  • Add a small amount of bleaching solution and a dollop of laundry detergent to a gallon of warm water.
  • 1 quart of warm water to 1 cup of vinegar (Srub your teak wood furniture thoroughly and then rinse it with clear water.)

Teak is a rare and expensive wood. Furniture made of Teak wood is a lot more expensive than other types of wood. Teak wood may be readily misunderstood if one has a thorough grasp of the different varieties of wood. We are certain you can confidently navigate the market after reading this comprehensive overview of the different variations of teak wood!

FAQs

Is it safe to use teak wood utensils?

Teak wood tools are extremely safe to use in the kitchen. They are also flexible and can be used when handling nonstick cookware! Wood that is durable and water-resistant means that the tools will not split or warp as easily when used in the kitchen.

If my cutting board is teak, can I use plastic on it?

A plastic cutting board is much less risky than a sharp knife when it comes to chopping food. A plastic or stainless steel knife won’t do much damage since teak wood is strong and durable enough to handle any kind of tool.

Is teak a pricey material?

Due to its high quality, overall aesthetics, and the rarity of the trees, this wood is rather pricey. Fortunately, there are alternatives that are less costly and more environmentally friendly that provide many of the same features!

Is teakwood water-resistant?

Wood made from teak contains a lot of oil. Its level of resistance to water and other types of weather damage is indicated by this fact. Water can’t penetrate the heartwood because the grain is close together.

Can you dye teakwood?

The answer is yes; teak wood can be dyed.

Staining this type of wood is a breeze. Since the wood’s natural beauty and brightness are worth protecting, it is recommended that a clear stain be utilized.

Is sealing teak wood really necessary?

If you want your wood product to last, you should seal it t after it’s finished.
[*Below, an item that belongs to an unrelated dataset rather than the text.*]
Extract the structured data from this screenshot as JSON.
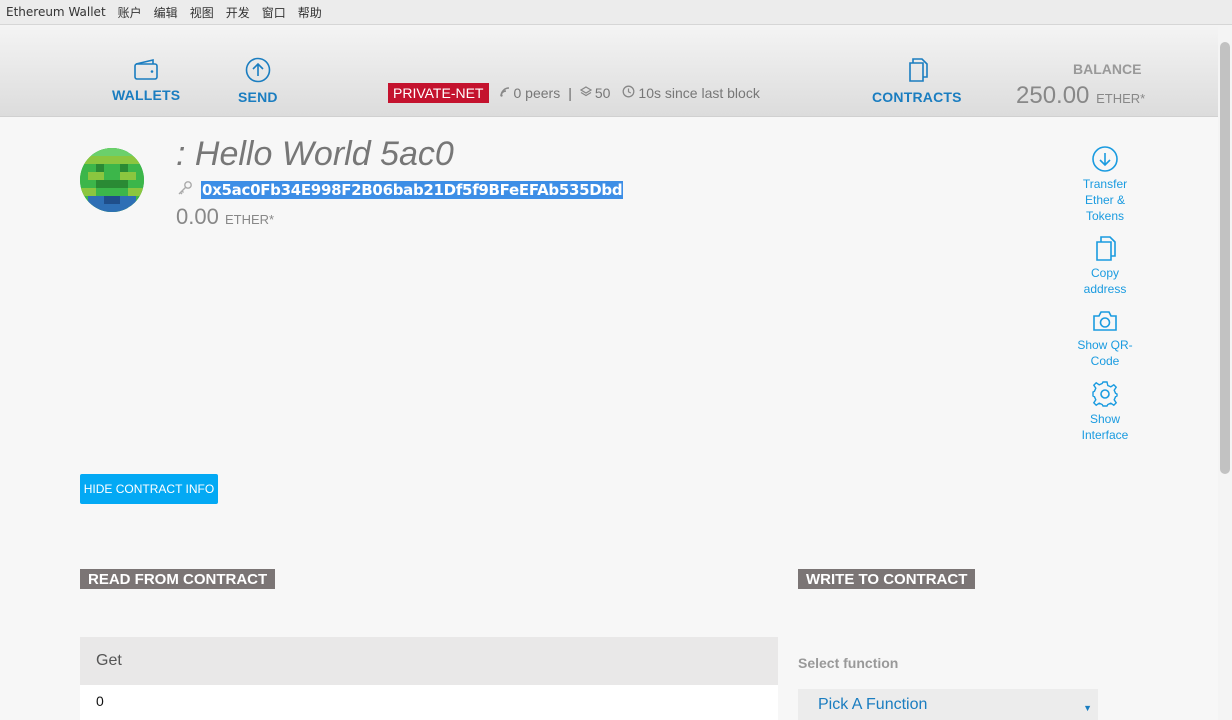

Because of its natural resistance to moisture, this wood does not need waterproof sealants.

The best teak for doors is what?

For a high-quality door, Burmese teak wood is often considered to be the best option. This door will not only look fantastic but will also last for many years to come.
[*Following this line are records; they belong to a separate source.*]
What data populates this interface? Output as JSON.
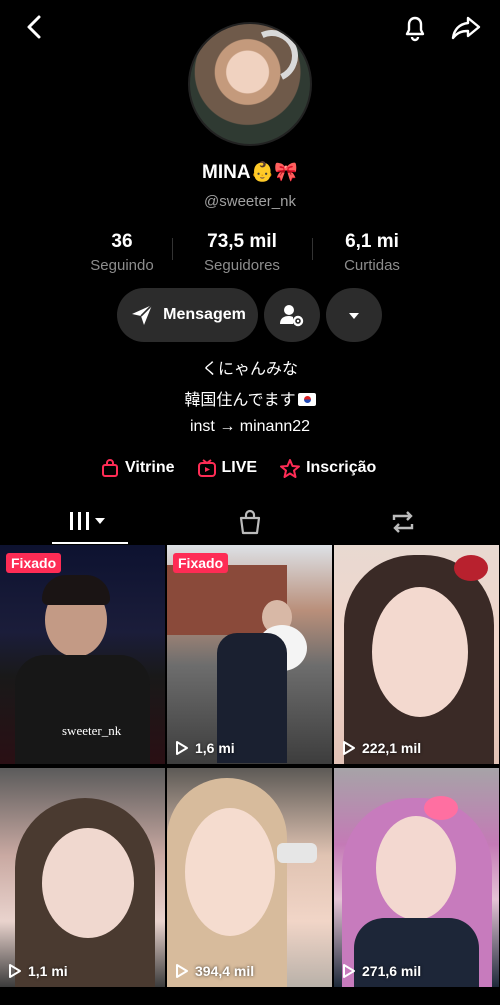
{
  "profile": {
    "display_name": "MINA",
    "name_emojis": "👶🎀",
    "handle": "@sweeter_nk"
  },
  "stats": [
    {
      "value": "36",
      "label": "Seguindo"
    },
    {
      "value": "73,5 mil",
      "label": "Seguidores"
    },
    {
      "value": "6,1 mi",
      "label": "Curtidas"
    }
  ],
  "actions": {
    "message_label": "Mensagem"
  },
  "bio": {
    "line1": "くにゃんみな",
    "line2": "韓国住んでます",
    "line3": "inst → minann22"
  },
  "links": {
    "vitrine": "Vitrine",
    "live": "LIVE",
    "inscricao": "Inscrição"
  },
  "videos": [
    {
      "pinned": "Fixado",
      "views": "",
      "watermark": "sweeter_nk"
    },
    {
      "pinned": "Fixado",
      "views": "1,6 mi"
    },
    {
      "pinned": "",
      "views": "222,1 mil"
    },
    {
      "pinned": "",
      "views": "1,1 mi"
    },
    {
      "pinned": "",
      "views": "394,4 mil"
    },
    {
      "pinned": "",
      "views": "271,6 mil"
    }
  ],
  "colors": {
    "accent": "#fe2c55",
    "button_bg": "#2c2c2c",
    "muted_text": "#8d8d8d"
  }
}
What is the best place to get teak wood?

Teak wood from Burma is often considered to be the best in the world. Furthermore, it is said to be made of “genuine teak wood.” Some of the best old-growth teaks may be found in Burma.

Is teak wood a termite magnet?

The sapwood of teak is vulnerable to termites, but the heartwood is not. To construct furniture, we use the heartwood from within the trunk, whereas sapwood relates to the trunk’s outer layer. Termites, on the other hand, stay away from the heartwood.